(Exercise requirements): Return each entry word for word. Leave the images out.

(The input):
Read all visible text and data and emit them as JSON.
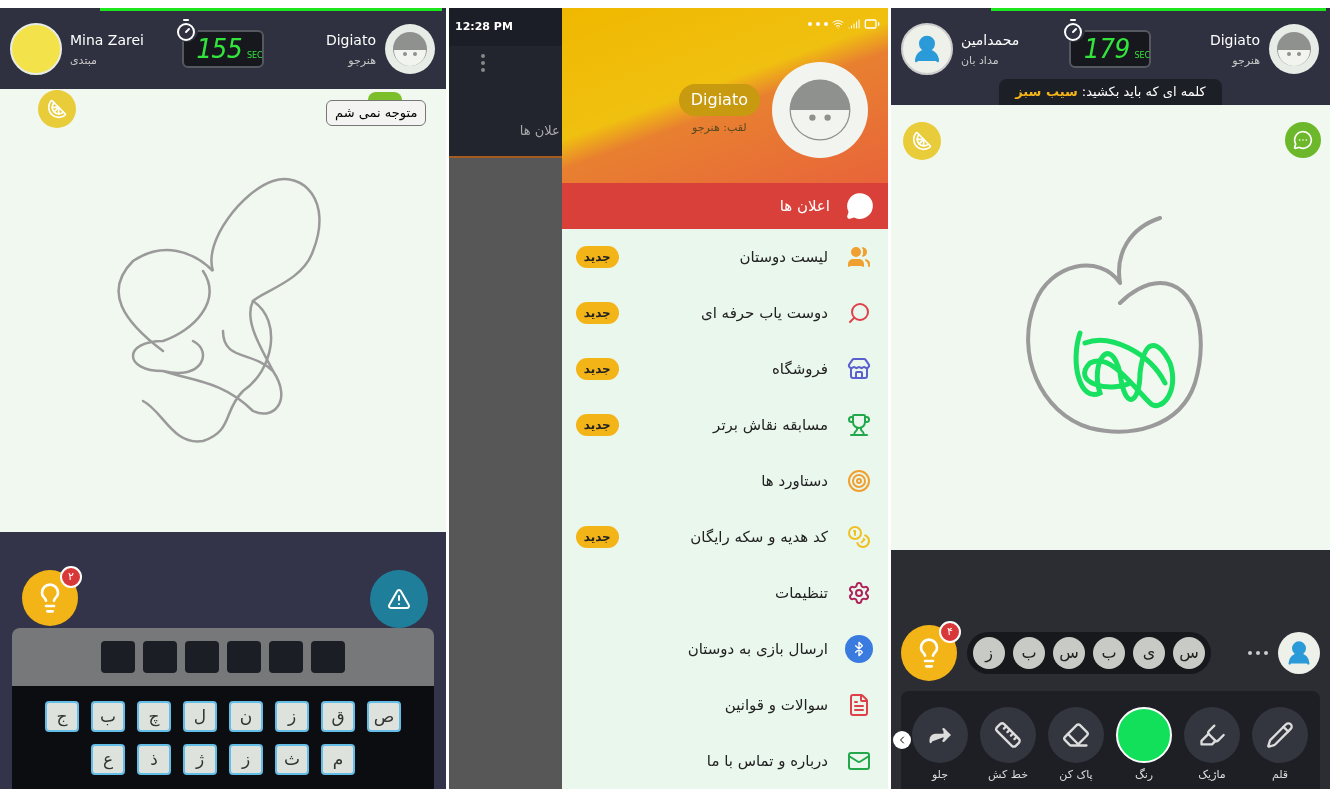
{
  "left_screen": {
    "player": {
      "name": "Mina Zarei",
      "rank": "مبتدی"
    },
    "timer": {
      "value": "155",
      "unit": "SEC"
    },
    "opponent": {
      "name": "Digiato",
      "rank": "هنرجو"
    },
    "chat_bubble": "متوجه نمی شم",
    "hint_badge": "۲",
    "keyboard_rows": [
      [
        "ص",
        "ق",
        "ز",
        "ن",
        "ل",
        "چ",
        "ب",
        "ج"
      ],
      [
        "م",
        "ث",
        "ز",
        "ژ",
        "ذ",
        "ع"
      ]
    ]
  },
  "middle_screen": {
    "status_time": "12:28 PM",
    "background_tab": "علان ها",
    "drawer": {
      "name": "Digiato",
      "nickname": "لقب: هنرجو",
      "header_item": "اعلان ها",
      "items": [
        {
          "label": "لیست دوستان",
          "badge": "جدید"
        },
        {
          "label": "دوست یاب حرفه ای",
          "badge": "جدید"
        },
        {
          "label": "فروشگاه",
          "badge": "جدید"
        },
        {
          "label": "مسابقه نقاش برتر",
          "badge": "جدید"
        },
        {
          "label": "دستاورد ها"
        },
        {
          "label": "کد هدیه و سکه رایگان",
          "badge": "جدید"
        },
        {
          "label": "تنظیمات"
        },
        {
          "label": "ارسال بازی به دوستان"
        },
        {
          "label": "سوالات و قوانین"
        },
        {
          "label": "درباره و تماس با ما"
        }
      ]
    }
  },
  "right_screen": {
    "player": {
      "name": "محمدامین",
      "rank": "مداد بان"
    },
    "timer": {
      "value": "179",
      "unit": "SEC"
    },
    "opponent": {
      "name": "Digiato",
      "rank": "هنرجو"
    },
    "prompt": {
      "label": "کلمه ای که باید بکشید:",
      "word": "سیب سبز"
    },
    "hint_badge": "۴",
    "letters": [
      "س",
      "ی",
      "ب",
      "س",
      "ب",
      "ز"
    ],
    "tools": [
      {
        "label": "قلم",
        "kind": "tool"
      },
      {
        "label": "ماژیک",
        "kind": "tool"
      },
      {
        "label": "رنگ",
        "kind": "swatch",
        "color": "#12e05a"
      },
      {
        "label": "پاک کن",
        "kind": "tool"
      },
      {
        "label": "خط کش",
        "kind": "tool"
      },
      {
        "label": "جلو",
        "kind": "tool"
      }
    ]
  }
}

(Task output):
Read all visible text and data and emit them as JSON.
{
  "left_screen": {
    "player": {
      "name": "Mina Zarei",
      "rank": "مبتدی"
    },
    "timer": {
      "value": "155",
      "unit": "SEC"
    },
    "opponent": {
      "name": "Digiato",
      "rank": "هنرجو"
    },
    "chat_bubble": "متوجه نمی شم",
    "hint_badge": "۲",
    "keyboard_rows": [
      [
        "ص",
        "ق",
        "ز",
        "ن",
        "ل",
        "چ",
        "ب",
        "ج"
      ],
      [
        "م",
        "ث",
        "ز",
        "ژ",
        "ذ",
        "ع"
      ]
    ]
  },
  "middle_screen": {
    "status_time": "12:28 PM",
    "background_tab": "علان ها",
    "drawer": {
      "name": "Digiato",
      "nickname": "لقب: هنرجو",
      "header_item": "اعلان ها",
      "items": [
        {
          "label": "لیست دوستان",
          "badge": "جدید"
        },
        {
          "label": "دوست یاب حرفه ای",
          "badge": "جدید"
        },
        {
          "label": "فروشگاه",
          "badge": "جدید"
        },
        {
          "label": "مسابقه نقاش برتر",
          "badge": "جدید"
        },
        {
          "label": "دستاورد ها"
        },
        {
          "label": "کد هدیه و سکه رایگان",
          "badge": "جدید"
        },
        {
          "label": "تنظیمات"
        },
        {
          "label": "ارسال بازی به دوستان"
        },
        {
          "label": "سوالات و قوانین"
        },
        {
          "label": "درباره و تماس با ما"
        }
      ]
    }
  },
  "right_screen": {
    "player": {
      "name": "محمدامین",
      "rank": "مداد بان"
    },
    "timer": {
      "value": "179",
      "unit": "SEC"
    },
    "opponent": {
      "name": "Digiato",
      "rank": "هنرجو"
    },
    "prompt": {
      "label": "کلمه ای که باید بکشید:",
      "word": "سیب سبز"
    },
    "hint_badge": "۴",
    "letters": [
      "س",
      "ی",
      "ب",
      "س",
      "ب",
      "ز"
    ],
    "tools": [
      {
        "label": "قلم",
        "kind": "tool"
      },
      {
        "label": "ماژیک",
        "kind": "tool"
      },
      {
        "label": "رنگ",
        "kind": "swatch",
        "color": "#12e05a"
      },
      {
        "label": "پاک کن",
        "kind": "tool"
      },
      {
        "label": "خط کش",
        "kind": "tool"
      },
      {
        "label": "جلو",
        "kind": "tool"
      }
    ]
  }
}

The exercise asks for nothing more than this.